Format

Send to

Choose Destination
J Am Acad Dermatol. 2019 Dec;81(6):1371-1378. doi: 10.1016/j.jaad.2019.04.035. Epub 2019 Apr 19.

Cholestatic pruritus: Emerging mechanisms and therapeutics.

Author information

1
Department of Dermatology, Johns Hopkins University School of Medicine, Baltimore, Maryland.
2
The Solomon H Snyder Department of Neuroscience, Johns Hopkins University School of Medicine, Baltimore, Maryland.
3
Department of Dermatology, Johns Hopkins University School of Medicine, Baltimore, Maryland; The Solomon H Snyder Department of Neuroscience, Johns Hopkins University School of Medicine, Baltimore, Maryland; Department of Neurosurgery, Johns Hopkins University School of Medicine, Baltimore, Maryland; Howard Hughes Medical Institute, Johns Hopkins University School of Medicine, Baltimore, Maryland.
4
Department of Dermatology, Johns Hopkins University School of Medicine, Baltimore, Maryland. Electronic address: skwatra1@jhmi.edu.

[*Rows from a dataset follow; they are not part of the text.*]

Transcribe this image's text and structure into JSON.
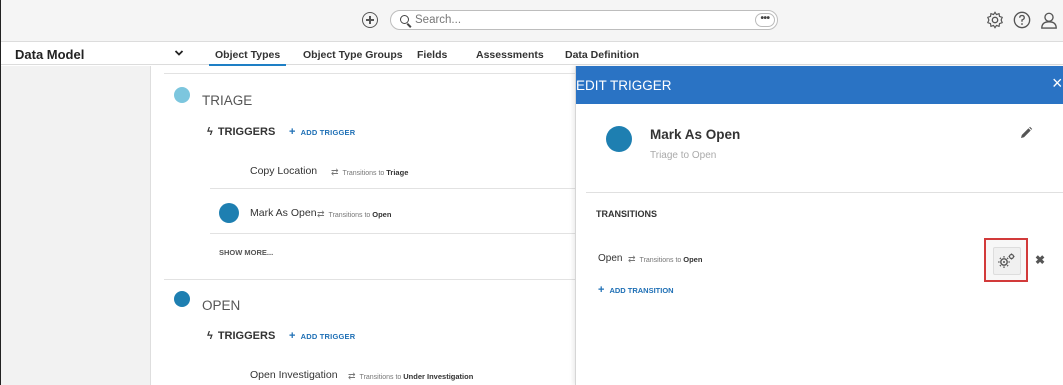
{
  "topbar": {
    "search_placeholder": "Search...",
    "more_label": "•••"
  },
  "navbar": {
    "module_title": "Data Model",
    "tabs": [
      {
        "label": "Object Types",
        "active": true
      },
      {
        "label": "Object Type Groups",
        "active": false
      },
      {
        "label": "Fields",
        "active": false
      },
      {
        "label": "Assessments",
        "active": false
      },
      {
        "label": "Data Definition",
        "active": false
      }
    ]
  },
  "workflow": {
    "states": [
      {
        "name": "TRIAGE",
        "color": "#7cc6de",
        "triggers_label": "TRIGGERS",
        "add_trigger_label": "ADD TRIGGER",
        "triggers": [
          {
            "name": "Copy Location",
            "transitions_prefix": "Transitions to",
            "target": "Triage"
          },
          {
            "name": "Mark As Open",
            "transitions_prefix": "Transitions to",
            "target": "Open"
          }
        ],
        "show_more_label": "SHOW MORE..."
      },
      {
        "name": "OPEN",
        "color": "#1e7fb1",
        "triggers_label": "TRIGGERS",
        "add_trigger_label": "ADD TRIGGER",
        "triggers": [
          {
            "name": "Open Investigation",
            "transitions_prefix": "Transitions to",
            "target": "Under Investigation"
          }
        ]
      }
    ]
  },
  "edit_panel": {
    "title": "EDIT TRIGGER",
    "close_glyph": "×",
    "trigger_name": "Mark As Open",
    "trigger_subtitle": "Triage to Open",
    "trigger_color": "#1e7fb1",
    "transitions_label": "TRANSITIONS",
    "transition": {
      "name": "Open",
      "transitions_prefix": "Transitions to",
      "target": "Open"
    },
    "remove_glyph": "✖",
    "add_transition_label": "ADD TRANSITION",
    "header_color": "#2a73c4",
    "highlight_color": "#d23a3a"
  },
  "icons": [
    "plus-circle-icon",
    "search-icon",
    "settings-icon",
    "help-icon",
    "user-icon",
    "chevron-down-icon",
    "bolt-icon",
    "transition-arrows-icon",
    "pencil-icon",
    "gears-icon",
    "close-icon"
  ]
}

Abstract

Patients suffering from cholestasis often report experiencing a debilitating, unrelenting itch. In contrast to conditions, such as urticaria, in which histamine primarily drives itch (pruritus), cholestatic pruritus is multifactorial and more difficult to treat. Existing therapies are not always effective and have undesirable adverse effect profiles. Here, we conducted a systematic literature review to evaluate conventional treatment strategy, current pathophysiologic understanding, and the role of new therapies in the context of cholestatic pruritus. We discuss novel findings implicating bile acids, lysophosphatidic acid, and bilirubin as potential important mediators of cholestatic itch. New therapies that aim to remove or modulate pruritogens have been supported in observational cohort studies and randomized controlled trials. Although these new therapies show promise, further research is needed to confirm the pathophysiology of cholestatic pruritus so that targeted therapy can be developed.

KEYWORDS:

PBC; PSC; cholestasis; itch; primary biliary cholangitis; primary sclerosing cholangitis; pruritus

PMID:
31009666
DOI:
10.1016/j.jaad.2019.04.035

Supplemental Content

Full text links

Icon for Elsevier Science
Loading ...
Support Center